I have a bunch of work to do using git on OSX over the next few months and I figured it was about time I changed my prompt to be git aware. I’m really used to having this on Windows thanks to the excellent posh git. If you haven’t used it in the prompt you get the branch you’re on, the number of files added, modified and deleted as well as a color hint about the state of your branch as compared with the upstream (ahead, in sync, behind).

Screen Shot 2014-09-11 at 10.27.43 PM

It is wonderful. I wanted it on OSX. There are actually quite a few tutorials that will get you 90% of the way there. I read one by Mike O’Brein but I had some issues with it. For some reason the brew installation on my machine didn’t include git-prompt. It is possible that nobody’s does… clearly a conspiracy. Anyway I found a copy over at the git repository on github. I put it into my home directory and sourced it in my .profile.

if [ -f $(brew --prefix)/etc/bashcompletion ]; then . $(brew --prefix)/etc/bashcompletion fi source ~/.git-prompt PS1="33[32m]@ 33[33m]w$(_gitps1 " (33[36m]%s33[33m])") n$33[0m] "

This got me some of the way there.  I had the branch I was on and it was coloured for the relationship to upstream but it was lacking any information on added, removed and modified files.

Screen Shot 2014-09-11 at 10.52.10 PM

So I cracked open the .git-profile and got to work. I’ll say that it has been a good 5 years since I’ve done any serious bash scripting and it is way worse than I remember. I would actually have go this done in powershell in half the time and with half the confusion as bash.  It doesn’t help that, for some reason, people who write scripts feel the need to use single letter variables. Come on, people, it isn’t a competition about brevity.

I started by creating 3 new variables

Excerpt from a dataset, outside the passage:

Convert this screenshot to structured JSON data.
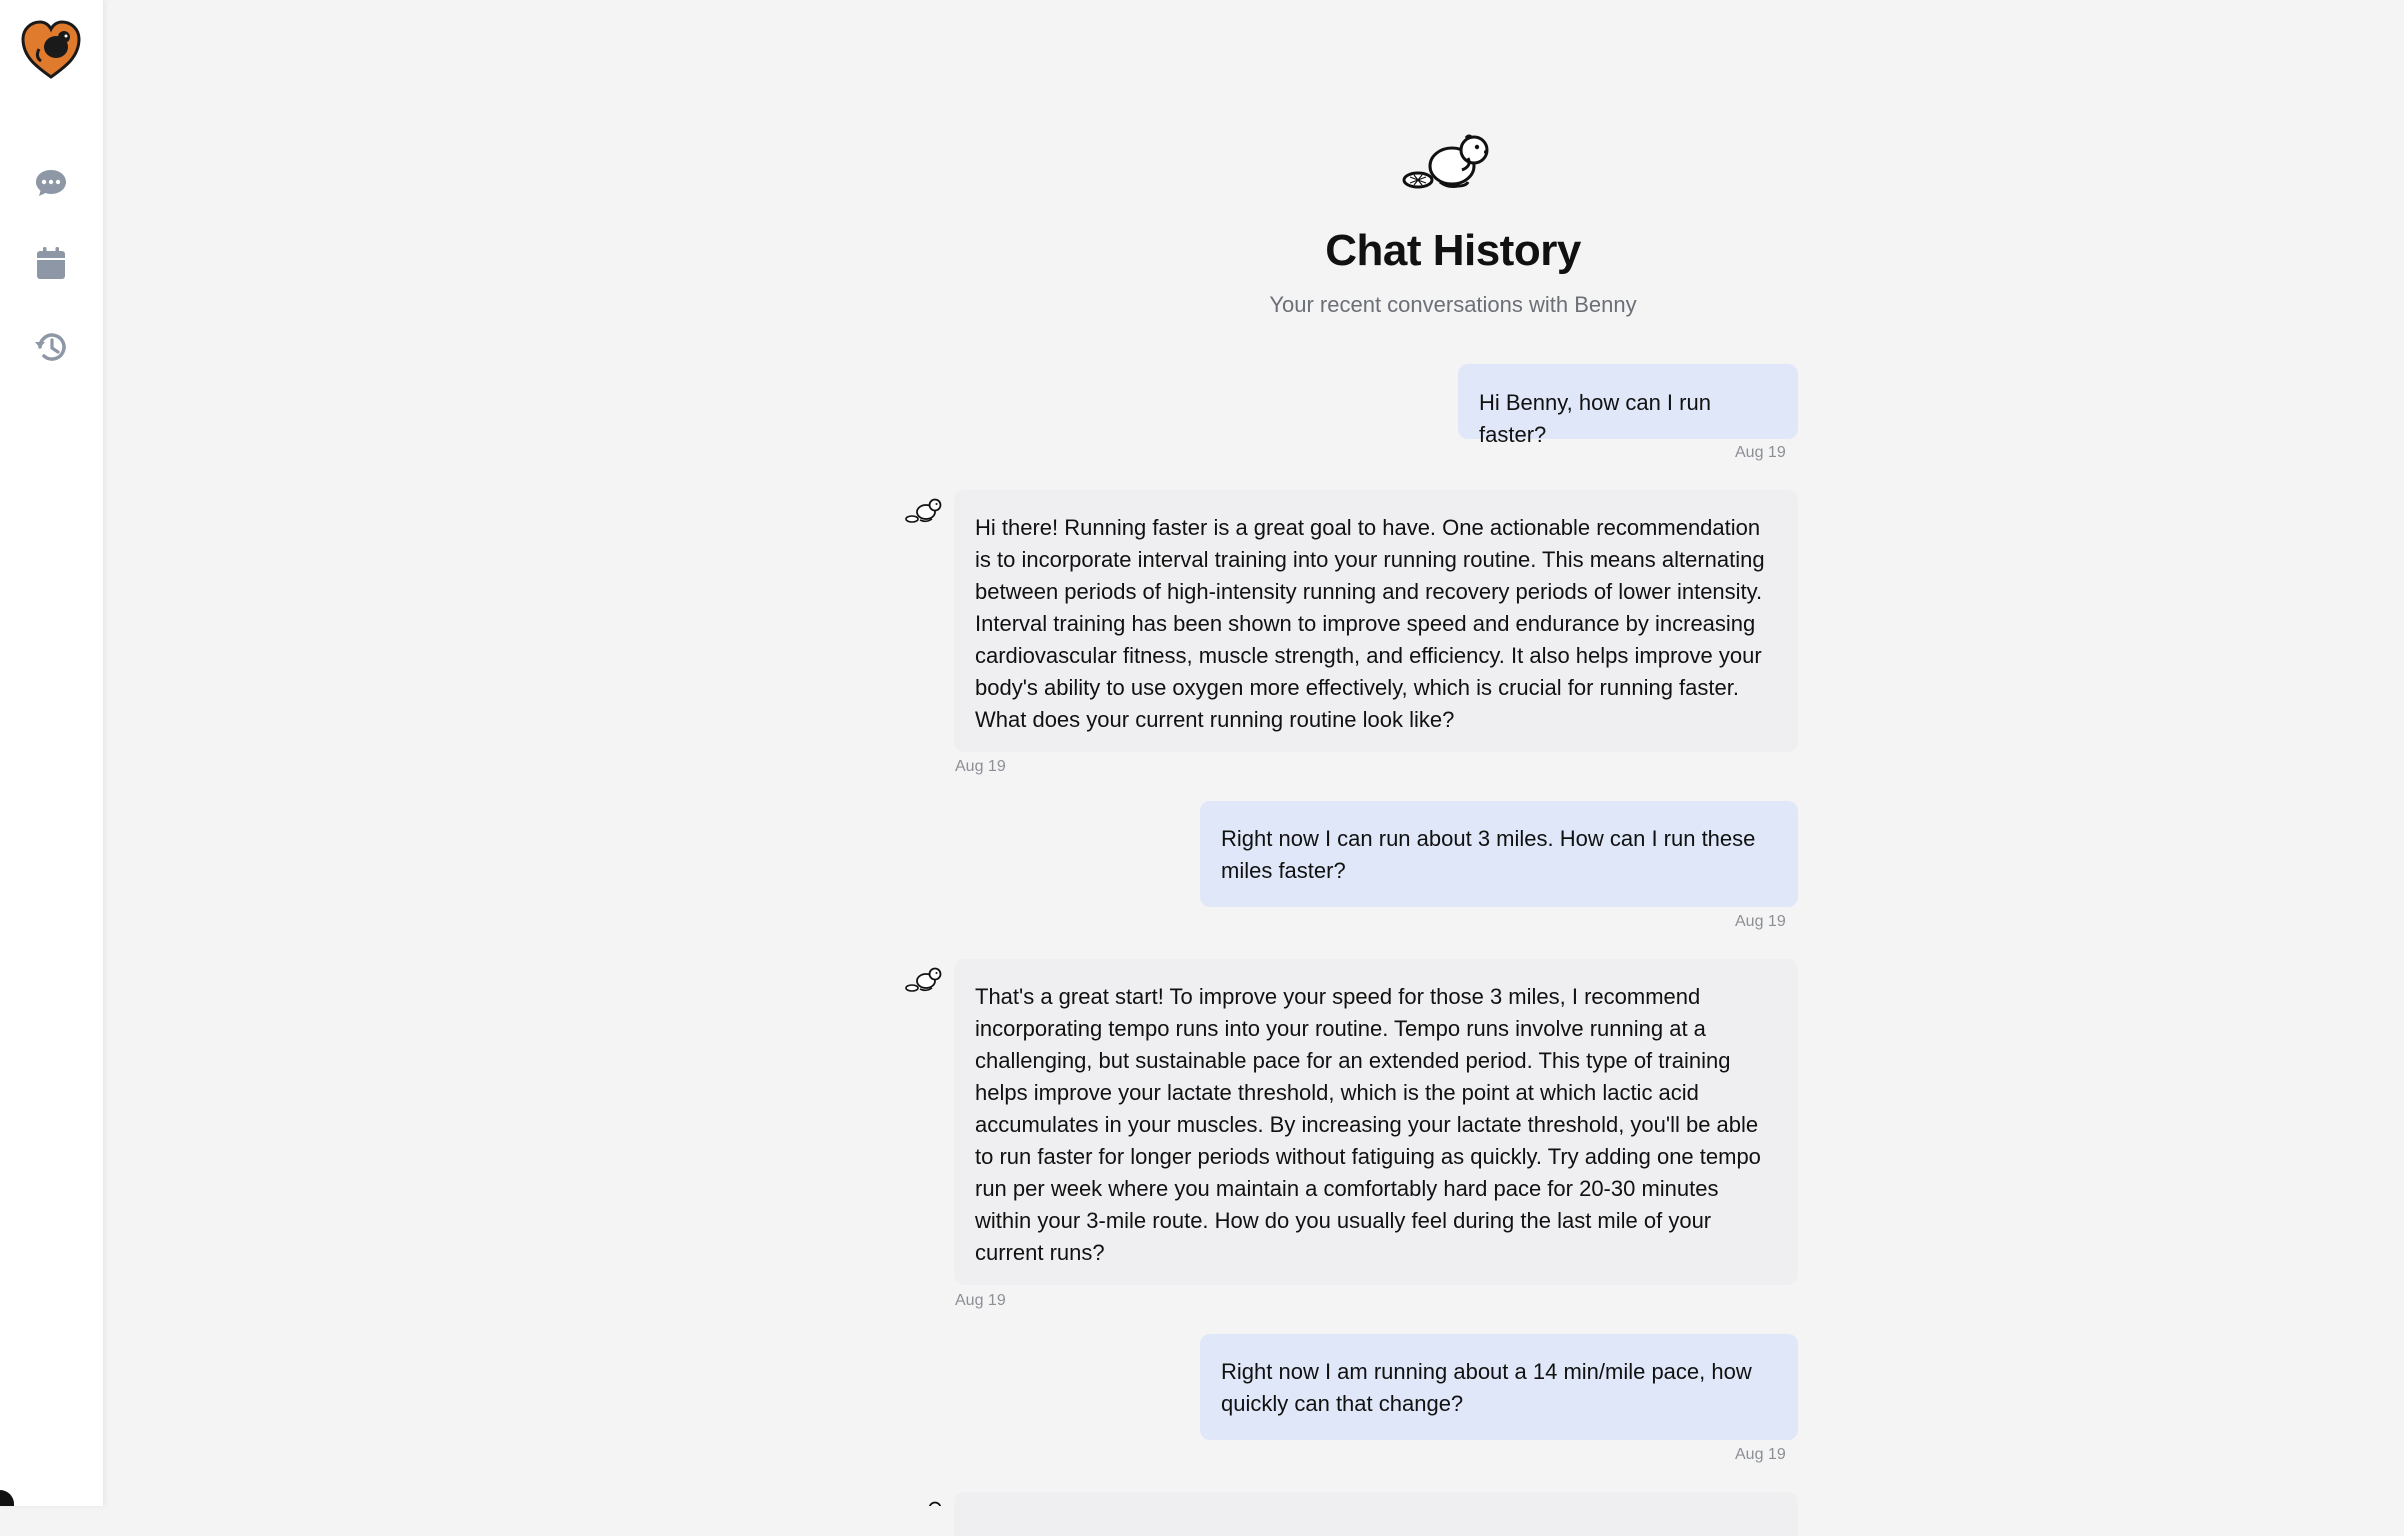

local modified="$(git status | grep 'modified:' | wc -l | cut -f 8 -d ' ')" local deleted="$(git status | grep 'deleted:' | wc -l | cut -f 8 -d ' ')" local added="$(git ls-files --others --exclude-standard | wc -l | cut -f 8 -d ' ')"

The first two make use of git status. I had a quick twitter chat with Adam Dymitruk who suggested not using git status as it was slow. I did some bench marking and tried a few other commands and indeed found that it was about twice as expensive to use git status as to use git diff-files. I ended up replacing these variables with the less readable

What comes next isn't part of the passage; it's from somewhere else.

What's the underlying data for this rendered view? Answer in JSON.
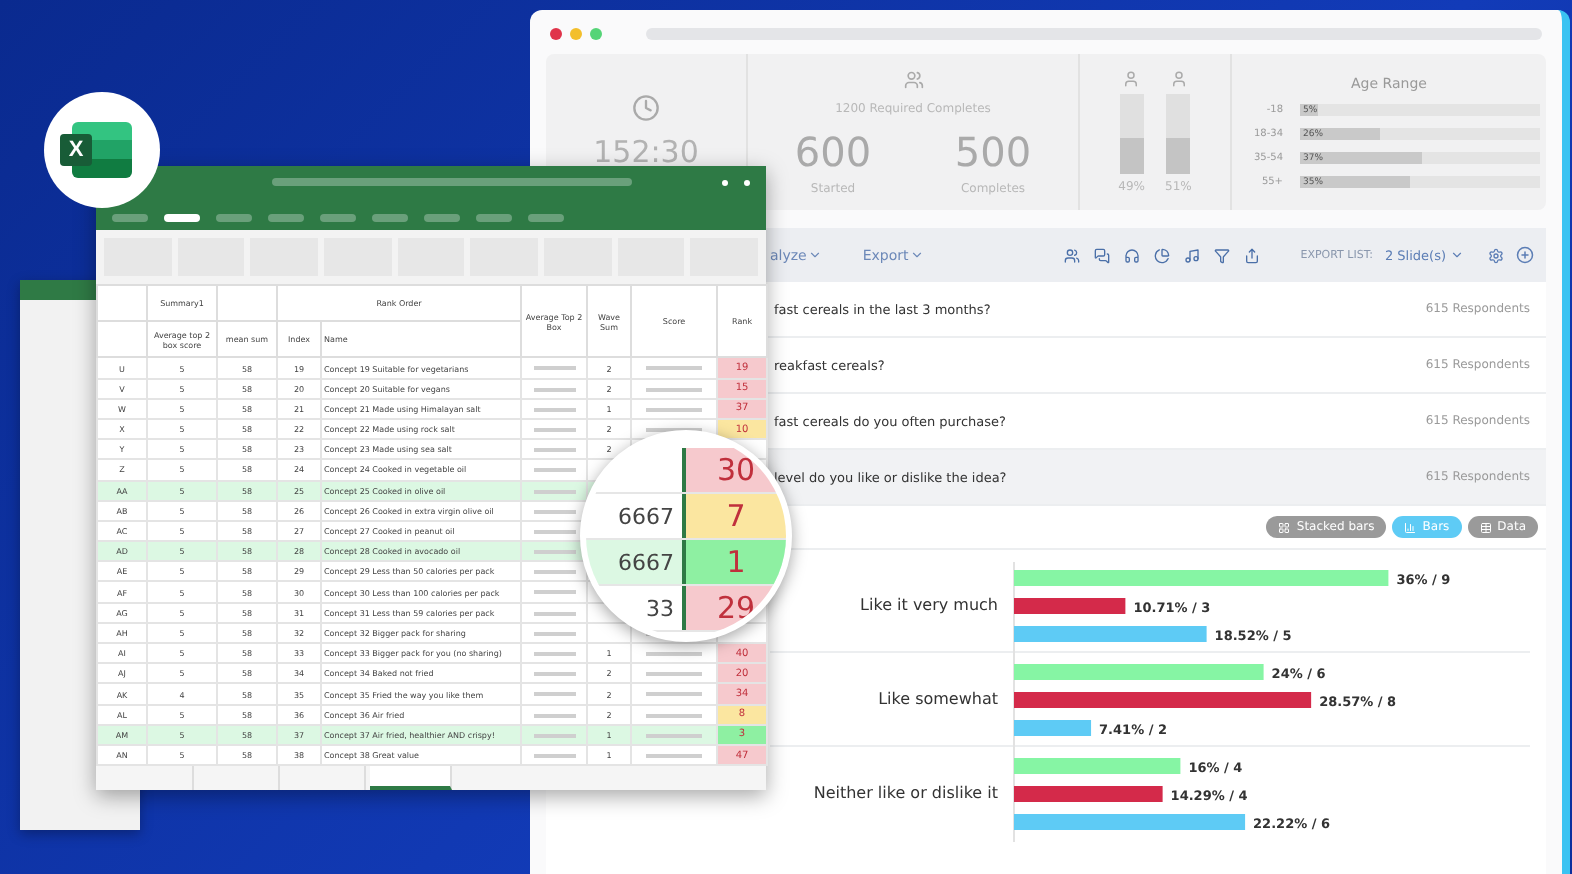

local modified="$(git diff-files|cut -d ' ' -f 5|cut -f 1|grep M|wc -l| cut -f 8 -d ' ')" local deleted="$(git diff-files|cut -d ' ' -f 5|cut -f 1|grep D|wc -l | cut -f 8 -d ' ')" local added="$(git ls-files --others --exclude-standard | wc -l | cut -f 8 -d ' ')"

Chaining commands is fun!

Once I had those variables in place I changed the gitstring in .git-prompt to read

local gitstring="$c$b${f:+$z$f}$r$p [+$added ~$modified -$deleted]"

See how pleasant and out of place those 3 new variables are?

I also took the liberty of changing the prompt in the .profile to eliminate the new line

PS1="33[32m]@ 33[33m]w$(_gitps1 " (33[36m]%s33[33m])") $33[0m] "

My prompt ended up looking like

Screen Shot 2014-09-12 at 6.59.55 AM

Beautiful. Wish I’d done this far sooner.